### Problem to work on
Among the entries below, find the lines holding "EURUSD" and copy them.

### Given data

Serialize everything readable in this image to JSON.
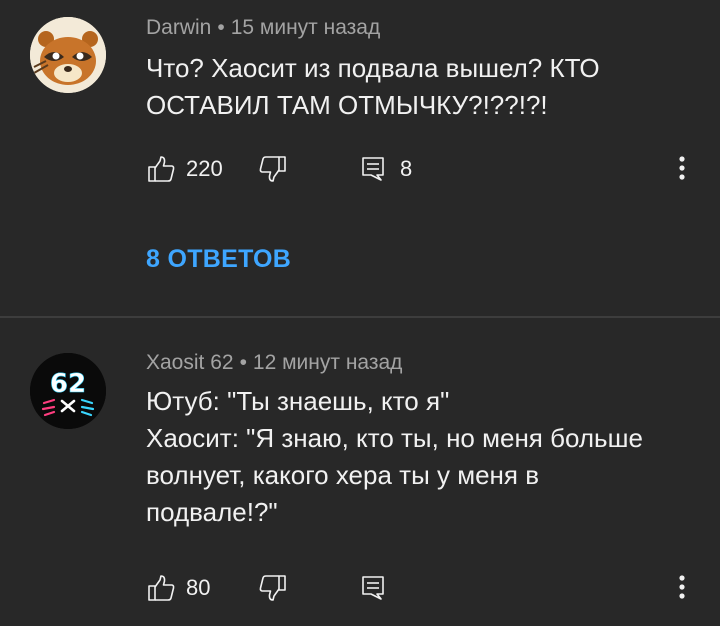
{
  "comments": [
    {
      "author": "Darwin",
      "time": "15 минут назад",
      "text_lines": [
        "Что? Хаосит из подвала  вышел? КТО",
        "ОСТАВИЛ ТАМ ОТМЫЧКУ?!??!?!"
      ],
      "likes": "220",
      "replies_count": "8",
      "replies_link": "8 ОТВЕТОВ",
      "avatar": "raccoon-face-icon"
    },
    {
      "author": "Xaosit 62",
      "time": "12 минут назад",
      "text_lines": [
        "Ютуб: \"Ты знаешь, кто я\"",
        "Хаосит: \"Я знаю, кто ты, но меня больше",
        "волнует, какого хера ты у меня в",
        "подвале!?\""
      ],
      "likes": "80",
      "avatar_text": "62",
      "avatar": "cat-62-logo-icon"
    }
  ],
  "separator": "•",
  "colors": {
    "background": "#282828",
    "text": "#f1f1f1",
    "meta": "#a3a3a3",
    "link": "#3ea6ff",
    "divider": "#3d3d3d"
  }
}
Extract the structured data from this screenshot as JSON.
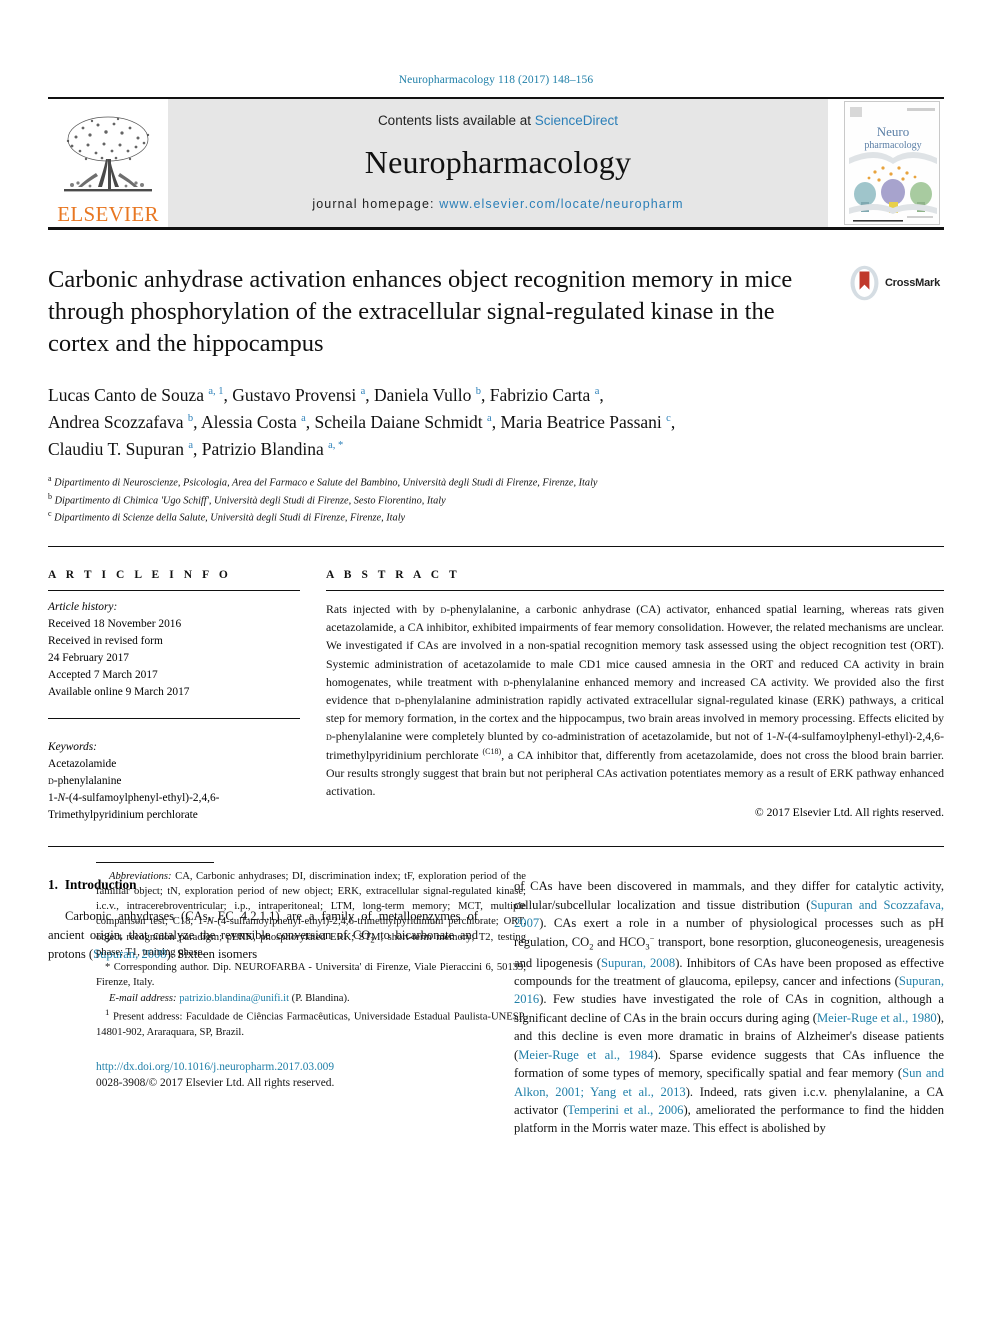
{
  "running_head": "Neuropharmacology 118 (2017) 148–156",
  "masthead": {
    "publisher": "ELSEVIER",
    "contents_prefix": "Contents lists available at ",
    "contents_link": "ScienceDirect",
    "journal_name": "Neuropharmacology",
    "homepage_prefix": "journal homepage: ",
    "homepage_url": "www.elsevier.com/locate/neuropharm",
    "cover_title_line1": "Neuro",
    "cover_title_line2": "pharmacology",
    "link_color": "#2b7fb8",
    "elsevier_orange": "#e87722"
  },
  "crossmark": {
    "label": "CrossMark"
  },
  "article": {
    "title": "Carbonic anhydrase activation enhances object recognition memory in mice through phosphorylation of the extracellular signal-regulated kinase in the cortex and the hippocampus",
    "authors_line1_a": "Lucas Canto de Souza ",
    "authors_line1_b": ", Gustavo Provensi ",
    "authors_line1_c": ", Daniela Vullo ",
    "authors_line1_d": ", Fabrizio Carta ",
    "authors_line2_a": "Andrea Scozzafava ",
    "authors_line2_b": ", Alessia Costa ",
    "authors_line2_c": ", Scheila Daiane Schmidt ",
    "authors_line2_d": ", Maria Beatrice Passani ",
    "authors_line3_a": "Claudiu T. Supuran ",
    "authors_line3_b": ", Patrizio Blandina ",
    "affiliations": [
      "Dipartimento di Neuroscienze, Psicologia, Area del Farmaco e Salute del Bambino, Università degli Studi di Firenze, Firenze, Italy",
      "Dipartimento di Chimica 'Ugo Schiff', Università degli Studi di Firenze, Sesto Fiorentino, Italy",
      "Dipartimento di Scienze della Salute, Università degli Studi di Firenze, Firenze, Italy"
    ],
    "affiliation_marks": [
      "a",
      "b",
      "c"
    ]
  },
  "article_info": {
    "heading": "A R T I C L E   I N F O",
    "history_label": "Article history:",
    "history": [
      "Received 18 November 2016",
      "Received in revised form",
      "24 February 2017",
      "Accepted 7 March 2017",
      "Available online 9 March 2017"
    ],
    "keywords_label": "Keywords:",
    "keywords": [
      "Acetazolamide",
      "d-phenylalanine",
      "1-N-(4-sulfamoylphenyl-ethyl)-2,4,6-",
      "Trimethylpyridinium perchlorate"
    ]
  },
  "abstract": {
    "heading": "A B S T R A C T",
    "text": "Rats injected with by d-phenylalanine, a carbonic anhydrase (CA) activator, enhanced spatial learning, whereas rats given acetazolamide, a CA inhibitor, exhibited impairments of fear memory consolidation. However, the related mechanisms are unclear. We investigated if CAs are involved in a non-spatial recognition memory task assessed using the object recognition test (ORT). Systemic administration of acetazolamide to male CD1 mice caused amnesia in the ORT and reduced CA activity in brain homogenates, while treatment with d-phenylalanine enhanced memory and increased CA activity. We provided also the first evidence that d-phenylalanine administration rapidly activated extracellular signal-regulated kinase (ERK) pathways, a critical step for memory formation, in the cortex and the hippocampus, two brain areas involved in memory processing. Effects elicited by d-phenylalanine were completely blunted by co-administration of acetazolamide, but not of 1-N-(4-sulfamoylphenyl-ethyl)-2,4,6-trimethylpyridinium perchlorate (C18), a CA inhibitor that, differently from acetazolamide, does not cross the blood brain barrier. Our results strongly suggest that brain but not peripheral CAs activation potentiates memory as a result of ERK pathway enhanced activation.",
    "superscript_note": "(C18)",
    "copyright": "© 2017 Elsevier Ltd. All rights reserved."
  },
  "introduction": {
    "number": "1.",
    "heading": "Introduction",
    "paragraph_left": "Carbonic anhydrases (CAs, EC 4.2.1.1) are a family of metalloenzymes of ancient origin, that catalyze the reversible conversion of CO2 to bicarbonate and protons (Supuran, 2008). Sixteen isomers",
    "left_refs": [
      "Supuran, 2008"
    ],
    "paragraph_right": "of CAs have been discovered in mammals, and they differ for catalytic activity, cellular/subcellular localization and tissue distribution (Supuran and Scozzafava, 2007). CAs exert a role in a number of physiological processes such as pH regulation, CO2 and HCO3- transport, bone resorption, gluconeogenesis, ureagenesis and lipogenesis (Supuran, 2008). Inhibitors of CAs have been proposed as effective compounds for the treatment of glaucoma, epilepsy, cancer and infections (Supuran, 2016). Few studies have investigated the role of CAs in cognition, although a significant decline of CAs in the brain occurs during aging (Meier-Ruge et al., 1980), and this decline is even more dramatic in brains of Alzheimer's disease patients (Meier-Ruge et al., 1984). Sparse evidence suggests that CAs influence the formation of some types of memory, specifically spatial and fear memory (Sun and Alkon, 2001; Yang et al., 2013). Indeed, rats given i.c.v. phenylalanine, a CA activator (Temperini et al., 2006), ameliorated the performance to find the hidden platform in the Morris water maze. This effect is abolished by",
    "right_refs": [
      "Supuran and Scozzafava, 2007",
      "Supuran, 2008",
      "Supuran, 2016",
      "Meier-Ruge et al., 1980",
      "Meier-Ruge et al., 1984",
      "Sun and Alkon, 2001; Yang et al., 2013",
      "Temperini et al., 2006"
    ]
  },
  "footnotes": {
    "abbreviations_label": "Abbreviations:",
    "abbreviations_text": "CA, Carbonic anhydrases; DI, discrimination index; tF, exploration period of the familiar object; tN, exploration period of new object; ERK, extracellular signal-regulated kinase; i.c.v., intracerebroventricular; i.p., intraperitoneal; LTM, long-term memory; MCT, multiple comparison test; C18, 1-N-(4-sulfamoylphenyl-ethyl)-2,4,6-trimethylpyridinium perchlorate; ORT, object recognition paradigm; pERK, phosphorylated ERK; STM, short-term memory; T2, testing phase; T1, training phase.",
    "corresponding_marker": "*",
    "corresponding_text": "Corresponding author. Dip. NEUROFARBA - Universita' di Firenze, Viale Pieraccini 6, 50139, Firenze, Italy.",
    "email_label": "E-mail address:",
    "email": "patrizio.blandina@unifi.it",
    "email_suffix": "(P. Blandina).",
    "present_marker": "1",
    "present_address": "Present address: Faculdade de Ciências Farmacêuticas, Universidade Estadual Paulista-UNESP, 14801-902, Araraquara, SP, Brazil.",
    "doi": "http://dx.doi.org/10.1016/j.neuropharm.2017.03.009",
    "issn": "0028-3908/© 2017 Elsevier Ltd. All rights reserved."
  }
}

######
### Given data

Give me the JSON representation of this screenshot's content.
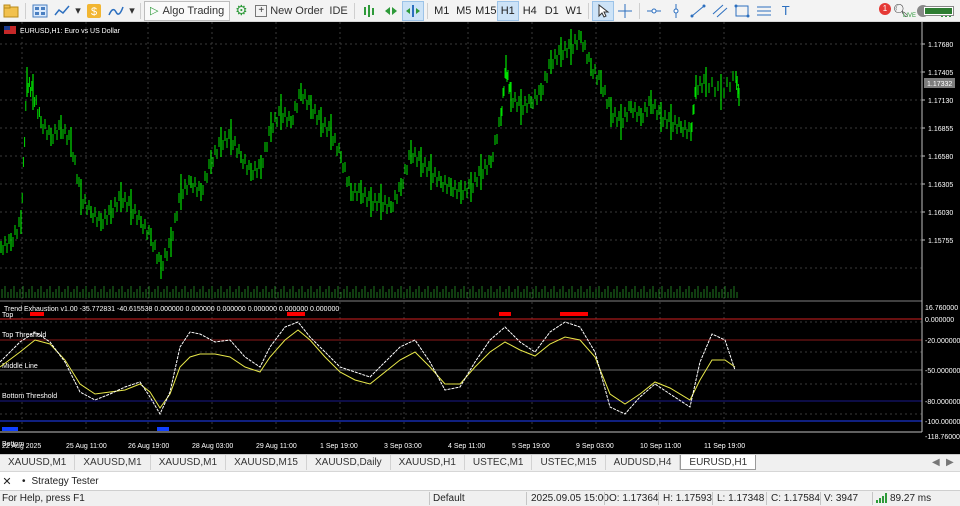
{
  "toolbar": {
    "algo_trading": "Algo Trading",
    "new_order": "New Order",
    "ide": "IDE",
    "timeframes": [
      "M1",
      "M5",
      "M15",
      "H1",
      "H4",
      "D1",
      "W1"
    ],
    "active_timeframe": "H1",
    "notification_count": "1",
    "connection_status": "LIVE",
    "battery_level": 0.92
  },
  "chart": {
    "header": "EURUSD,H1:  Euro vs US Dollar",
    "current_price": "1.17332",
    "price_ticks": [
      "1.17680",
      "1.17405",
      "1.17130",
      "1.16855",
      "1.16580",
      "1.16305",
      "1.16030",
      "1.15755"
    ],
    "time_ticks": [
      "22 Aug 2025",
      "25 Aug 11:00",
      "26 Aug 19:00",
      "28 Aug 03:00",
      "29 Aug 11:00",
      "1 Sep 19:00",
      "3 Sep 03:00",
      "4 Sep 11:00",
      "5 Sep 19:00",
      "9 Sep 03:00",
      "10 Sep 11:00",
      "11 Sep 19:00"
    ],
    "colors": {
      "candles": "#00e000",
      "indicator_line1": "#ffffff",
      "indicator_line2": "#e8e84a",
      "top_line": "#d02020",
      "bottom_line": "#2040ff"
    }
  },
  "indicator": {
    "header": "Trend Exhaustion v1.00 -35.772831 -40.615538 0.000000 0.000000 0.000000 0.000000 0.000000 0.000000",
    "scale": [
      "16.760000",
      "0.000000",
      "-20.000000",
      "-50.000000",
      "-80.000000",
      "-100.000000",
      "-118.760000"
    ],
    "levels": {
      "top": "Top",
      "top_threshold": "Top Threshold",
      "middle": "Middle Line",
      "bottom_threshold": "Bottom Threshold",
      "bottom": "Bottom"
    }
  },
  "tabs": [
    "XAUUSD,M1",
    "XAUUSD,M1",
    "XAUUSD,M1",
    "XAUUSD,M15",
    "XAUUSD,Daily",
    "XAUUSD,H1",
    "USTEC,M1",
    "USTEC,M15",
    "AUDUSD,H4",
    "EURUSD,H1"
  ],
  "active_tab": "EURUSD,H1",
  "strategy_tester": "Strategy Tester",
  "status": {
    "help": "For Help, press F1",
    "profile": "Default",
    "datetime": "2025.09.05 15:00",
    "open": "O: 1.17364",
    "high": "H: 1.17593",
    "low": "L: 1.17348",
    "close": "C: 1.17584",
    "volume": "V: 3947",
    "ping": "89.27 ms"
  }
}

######
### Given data

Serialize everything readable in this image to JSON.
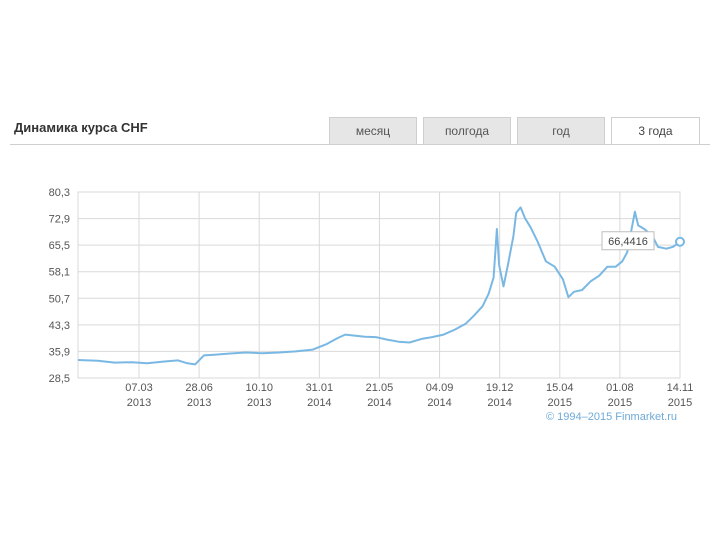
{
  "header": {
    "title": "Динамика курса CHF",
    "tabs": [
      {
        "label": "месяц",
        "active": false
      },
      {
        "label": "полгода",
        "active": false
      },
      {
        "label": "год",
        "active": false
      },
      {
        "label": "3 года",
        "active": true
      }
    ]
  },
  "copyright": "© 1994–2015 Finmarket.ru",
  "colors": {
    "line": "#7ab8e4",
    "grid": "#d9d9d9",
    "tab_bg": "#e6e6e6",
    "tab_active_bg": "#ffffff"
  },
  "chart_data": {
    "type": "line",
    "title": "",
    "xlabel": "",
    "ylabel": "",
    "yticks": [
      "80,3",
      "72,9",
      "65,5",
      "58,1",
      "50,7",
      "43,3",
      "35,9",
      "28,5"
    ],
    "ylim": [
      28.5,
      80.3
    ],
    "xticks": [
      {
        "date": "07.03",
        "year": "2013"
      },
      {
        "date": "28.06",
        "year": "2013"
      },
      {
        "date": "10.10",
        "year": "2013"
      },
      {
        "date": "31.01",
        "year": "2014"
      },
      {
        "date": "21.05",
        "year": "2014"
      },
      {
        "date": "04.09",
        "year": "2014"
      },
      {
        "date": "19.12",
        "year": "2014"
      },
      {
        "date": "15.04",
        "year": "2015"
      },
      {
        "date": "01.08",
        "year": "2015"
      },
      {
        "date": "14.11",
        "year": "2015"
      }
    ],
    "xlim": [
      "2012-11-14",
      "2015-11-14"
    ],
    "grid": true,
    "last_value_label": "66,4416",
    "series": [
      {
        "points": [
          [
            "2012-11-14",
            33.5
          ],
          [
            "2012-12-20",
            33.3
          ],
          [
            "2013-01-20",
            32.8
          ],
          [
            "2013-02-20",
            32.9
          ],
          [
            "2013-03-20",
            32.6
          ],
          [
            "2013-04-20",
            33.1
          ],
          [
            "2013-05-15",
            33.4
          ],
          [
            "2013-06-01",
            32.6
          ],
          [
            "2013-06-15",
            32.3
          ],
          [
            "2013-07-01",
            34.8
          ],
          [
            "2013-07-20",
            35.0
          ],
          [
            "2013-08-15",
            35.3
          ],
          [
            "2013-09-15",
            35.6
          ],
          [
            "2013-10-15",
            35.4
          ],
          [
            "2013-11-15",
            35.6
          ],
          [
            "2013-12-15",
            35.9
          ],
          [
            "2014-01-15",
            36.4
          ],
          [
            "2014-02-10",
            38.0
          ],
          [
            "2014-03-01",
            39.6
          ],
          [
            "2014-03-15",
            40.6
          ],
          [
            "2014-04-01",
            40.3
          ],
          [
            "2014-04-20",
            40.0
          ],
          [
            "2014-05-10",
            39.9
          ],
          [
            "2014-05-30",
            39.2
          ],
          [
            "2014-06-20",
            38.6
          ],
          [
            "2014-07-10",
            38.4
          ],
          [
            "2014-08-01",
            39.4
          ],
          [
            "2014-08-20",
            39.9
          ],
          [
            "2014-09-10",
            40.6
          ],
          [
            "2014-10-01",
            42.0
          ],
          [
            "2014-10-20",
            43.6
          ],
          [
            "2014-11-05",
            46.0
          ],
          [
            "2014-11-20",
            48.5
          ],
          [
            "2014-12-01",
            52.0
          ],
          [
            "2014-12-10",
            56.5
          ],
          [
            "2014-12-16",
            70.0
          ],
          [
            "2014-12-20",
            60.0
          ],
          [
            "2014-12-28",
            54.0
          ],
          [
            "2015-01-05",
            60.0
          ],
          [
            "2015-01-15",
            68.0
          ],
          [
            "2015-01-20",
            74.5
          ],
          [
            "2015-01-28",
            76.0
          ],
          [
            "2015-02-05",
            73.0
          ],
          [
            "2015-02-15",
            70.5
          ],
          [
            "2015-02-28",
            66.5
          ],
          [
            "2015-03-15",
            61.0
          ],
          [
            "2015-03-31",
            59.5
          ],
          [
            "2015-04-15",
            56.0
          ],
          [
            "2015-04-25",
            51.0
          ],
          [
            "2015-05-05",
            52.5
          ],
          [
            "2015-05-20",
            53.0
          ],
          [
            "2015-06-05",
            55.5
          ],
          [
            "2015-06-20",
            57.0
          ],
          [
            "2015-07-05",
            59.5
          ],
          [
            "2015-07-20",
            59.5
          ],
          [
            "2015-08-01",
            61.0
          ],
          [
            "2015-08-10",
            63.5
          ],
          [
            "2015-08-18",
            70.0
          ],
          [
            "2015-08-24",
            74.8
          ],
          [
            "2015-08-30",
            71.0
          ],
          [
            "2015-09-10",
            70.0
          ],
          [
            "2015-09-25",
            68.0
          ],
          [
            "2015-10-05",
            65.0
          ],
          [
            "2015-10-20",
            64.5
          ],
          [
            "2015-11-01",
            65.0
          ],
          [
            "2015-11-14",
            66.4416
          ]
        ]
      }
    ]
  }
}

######

### Answer space
    "header": "EURUSD,H1:  Euro vs US Dollar",
    "EURUSD,H1"
  "active_tab": "EURUSD,H1",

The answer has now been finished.